Your task:
Examine every line of the listing below. Count those containing "Translate" and state only the result.

Data for analysis:
-*-

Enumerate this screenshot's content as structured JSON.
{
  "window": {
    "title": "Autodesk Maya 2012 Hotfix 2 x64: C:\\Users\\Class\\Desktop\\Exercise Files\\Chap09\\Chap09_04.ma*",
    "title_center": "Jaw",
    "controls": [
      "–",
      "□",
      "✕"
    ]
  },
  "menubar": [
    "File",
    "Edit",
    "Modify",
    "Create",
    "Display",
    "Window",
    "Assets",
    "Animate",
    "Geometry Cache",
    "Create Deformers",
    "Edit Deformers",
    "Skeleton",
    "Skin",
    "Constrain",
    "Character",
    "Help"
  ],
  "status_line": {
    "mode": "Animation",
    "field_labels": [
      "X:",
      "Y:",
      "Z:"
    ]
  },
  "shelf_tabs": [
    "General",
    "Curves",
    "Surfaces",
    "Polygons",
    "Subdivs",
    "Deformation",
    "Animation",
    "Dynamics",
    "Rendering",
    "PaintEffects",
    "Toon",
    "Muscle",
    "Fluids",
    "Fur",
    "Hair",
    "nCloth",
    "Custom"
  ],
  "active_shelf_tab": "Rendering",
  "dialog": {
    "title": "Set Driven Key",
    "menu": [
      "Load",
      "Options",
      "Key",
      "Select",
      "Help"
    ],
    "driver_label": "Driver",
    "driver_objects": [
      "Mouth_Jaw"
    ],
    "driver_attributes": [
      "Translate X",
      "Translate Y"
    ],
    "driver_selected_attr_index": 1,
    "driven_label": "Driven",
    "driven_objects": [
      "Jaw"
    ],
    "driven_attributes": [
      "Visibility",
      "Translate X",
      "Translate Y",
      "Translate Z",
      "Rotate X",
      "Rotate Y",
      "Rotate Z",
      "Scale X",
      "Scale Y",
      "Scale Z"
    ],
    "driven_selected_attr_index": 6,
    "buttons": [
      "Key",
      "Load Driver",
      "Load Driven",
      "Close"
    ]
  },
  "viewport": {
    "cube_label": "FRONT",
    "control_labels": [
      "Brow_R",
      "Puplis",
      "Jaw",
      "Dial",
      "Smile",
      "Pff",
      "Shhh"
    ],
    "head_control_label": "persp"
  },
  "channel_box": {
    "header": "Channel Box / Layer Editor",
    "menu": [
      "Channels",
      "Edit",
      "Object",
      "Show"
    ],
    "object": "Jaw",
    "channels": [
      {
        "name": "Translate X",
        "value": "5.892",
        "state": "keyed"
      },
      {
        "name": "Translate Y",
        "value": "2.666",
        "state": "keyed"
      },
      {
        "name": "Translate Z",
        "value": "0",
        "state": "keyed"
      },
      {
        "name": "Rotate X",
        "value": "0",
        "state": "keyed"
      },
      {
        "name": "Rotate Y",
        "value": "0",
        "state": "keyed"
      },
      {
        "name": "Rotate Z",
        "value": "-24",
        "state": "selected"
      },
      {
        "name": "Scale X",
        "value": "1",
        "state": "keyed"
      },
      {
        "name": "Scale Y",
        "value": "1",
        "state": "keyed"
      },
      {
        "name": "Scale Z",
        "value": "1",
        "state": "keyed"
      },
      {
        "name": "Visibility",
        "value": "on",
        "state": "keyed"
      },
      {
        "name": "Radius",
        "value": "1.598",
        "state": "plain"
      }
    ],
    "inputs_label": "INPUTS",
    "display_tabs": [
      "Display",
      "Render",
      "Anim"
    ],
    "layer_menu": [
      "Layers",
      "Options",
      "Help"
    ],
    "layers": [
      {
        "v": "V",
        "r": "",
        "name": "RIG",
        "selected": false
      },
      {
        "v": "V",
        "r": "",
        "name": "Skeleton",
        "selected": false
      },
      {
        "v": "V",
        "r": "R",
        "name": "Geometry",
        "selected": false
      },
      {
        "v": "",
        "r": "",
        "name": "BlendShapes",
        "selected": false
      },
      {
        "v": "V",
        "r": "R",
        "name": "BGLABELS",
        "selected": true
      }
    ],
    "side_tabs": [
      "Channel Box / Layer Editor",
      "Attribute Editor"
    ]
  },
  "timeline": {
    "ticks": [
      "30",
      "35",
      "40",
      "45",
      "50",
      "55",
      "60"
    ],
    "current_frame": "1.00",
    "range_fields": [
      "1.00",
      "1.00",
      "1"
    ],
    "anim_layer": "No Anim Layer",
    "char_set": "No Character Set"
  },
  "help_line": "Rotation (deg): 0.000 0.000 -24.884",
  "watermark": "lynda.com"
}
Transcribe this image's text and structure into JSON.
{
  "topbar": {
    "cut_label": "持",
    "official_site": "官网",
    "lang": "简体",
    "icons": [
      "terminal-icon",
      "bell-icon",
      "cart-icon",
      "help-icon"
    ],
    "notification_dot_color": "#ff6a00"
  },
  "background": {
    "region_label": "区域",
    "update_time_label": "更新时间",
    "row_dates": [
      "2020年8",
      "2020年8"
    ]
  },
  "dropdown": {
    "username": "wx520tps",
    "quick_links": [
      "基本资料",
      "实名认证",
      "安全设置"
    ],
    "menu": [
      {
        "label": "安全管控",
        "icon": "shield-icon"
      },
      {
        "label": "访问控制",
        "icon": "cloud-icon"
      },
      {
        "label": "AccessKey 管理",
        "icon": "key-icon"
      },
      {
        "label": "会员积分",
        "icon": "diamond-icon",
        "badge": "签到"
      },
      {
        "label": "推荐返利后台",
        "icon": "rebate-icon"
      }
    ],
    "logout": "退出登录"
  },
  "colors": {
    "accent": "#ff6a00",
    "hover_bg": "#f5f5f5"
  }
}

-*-

Solution:
8